GOAL OF THE EXERCISE: Where does the string "title" appear in the listing below? Copy every line where it does.

ENTRIES SHOWN Block Start

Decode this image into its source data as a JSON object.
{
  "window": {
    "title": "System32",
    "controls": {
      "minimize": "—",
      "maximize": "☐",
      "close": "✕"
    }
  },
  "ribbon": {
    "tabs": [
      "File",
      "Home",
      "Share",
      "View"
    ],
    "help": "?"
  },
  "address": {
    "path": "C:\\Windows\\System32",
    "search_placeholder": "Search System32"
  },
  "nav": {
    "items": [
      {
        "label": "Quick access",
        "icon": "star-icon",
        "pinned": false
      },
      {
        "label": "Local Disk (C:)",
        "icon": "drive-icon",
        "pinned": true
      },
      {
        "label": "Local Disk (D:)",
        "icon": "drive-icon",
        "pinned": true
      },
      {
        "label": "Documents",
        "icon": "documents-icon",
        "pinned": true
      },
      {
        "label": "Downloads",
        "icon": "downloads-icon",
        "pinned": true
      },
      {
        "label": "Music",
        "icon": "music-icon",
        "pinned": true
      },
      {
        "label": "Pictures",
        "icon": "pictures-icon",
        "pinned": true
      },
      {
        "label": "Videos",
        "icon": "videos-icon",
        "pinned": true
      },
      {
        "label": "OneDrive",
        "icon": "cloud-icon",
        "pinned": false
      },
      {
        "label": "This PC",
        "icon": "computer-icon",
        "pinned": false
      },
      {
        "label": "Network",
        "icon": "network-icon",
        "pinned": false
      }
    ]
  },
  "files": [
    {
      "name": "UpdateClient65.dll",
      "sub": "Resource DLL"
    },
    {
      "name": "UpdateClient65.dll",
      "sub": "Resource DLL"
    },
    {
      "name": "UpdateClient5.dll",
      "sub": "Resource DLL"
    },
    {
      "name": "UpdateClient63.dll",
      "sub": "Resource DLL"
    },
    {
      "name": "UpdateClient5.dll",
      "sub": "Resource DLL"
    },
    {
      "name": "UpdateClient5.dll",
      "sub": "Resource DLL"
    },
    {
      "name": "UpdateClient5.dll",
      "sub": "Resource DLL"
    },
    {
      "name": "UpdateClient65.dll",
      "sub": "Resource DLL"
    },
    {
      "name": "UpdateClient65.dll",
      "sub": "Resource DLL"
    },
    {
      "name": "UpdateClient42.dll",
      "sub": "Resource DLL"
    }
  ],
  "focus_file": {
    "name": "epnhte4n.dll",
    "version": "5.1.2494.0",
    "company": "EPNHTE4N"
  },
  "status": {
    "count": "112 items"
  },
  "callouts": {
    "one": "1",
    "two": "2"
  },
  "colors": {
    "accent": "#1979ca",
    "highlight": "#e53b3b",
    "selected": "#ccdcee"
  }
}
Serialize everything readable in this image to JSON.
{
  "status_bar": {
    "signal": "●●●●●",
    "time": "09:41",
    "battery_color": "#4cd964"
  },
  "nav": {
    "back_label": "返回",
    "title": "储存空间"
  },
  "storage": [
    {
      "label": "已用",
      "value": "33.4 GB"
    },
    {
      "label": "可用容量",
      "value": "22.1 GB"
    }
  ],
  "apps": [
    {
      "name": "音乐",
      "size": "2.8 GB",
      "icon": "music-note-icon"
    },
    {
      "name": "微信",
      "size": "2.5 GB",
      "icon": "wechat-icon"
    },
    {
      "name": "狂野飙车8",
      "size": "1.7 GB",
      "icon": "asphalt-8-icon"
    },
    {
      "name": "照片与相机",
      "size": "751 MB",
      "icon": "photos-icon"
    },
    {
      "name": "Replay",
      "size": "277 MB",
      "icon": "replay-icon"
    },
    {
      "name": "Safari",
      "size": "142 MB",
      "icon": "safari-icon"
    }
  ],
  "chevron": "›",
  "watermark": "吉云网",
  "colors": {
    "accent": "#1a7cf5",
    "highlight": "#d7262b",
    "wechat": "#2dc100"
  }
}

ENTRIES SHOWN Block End
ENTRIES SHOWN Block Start

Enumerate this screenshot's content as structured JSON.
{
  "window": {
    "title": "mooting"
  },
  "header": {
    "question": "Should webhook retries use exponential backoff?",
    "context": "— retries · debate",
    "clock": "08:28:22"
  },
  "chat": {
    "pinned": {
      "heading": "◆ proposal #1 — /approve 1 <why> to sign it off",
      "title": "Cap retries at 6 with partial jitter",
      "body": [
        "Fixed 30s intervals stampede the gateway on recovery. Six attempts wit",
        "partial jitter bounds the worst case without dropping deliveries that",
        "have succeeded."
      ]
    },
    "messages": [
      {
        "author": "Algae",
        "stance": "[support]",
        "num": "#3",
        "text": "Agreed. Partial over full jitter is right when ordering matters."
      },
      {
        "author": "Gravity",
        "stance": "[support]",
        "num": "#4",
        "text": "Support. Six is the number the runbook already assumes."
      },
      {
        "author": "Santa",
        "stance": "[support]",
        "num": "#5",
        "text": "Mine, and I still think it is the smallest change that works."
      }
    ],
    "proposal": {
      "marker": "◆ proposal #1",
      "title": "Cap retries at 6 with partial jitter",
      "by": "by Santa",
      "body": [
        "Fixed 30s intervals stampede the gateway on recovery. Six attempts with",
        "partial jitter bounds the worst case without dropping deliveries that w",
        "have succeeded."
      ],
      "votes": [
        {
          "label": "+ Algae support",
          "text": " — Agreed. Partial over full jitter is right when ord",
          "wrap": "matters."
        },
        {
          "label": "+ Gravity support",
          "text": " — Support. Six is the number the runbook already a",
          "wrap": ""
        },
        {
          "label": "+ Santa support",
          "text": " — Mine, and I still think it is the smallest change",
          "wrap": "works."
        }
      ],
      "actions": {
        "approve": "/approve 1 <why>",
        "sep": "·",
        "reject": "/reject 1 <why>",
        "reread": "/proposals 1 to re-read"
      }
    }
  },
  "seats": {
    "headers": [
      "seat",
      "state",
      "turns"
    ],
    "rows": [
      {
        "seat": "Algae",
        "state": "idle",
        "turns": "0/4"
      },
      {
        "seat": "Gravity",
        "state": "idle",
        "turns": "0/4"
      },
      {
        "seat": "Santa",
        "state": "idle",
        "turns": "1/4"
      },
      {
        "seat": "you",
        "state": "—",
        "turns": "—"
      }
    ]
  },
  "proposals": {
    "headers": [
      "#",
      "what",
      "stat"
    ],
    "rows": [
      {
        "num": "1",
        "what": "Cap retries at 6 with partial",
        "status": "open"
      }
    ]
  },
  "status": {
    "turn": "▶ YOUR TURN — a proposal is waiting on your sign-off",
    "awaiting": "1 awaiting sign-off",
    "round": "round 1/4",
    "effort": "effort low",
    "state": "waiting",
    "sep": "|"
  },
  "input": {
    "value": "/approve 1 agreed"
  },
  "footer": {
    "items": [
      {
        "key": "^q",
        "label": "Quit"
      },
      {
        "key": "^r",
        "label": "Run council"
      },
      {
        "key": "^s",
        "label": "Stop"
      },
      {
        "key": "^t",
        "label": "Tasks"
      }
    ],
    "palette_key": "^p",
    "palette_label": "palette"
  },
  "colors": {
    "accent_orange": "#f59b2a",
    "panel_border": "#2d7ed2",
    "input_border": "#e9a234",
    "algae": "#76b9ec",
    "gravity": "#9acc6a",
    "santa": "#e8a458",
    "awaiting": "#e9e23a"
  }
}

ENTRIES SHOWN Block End

RESPONSE TO THE EXERCISE:
    "title": "System32",
    "title": "储存空间"
    "title": "mooting"
      "title": "Cap retries at 6 with partial jitter",
      "title": "Cap retries at 6 with partial jitter",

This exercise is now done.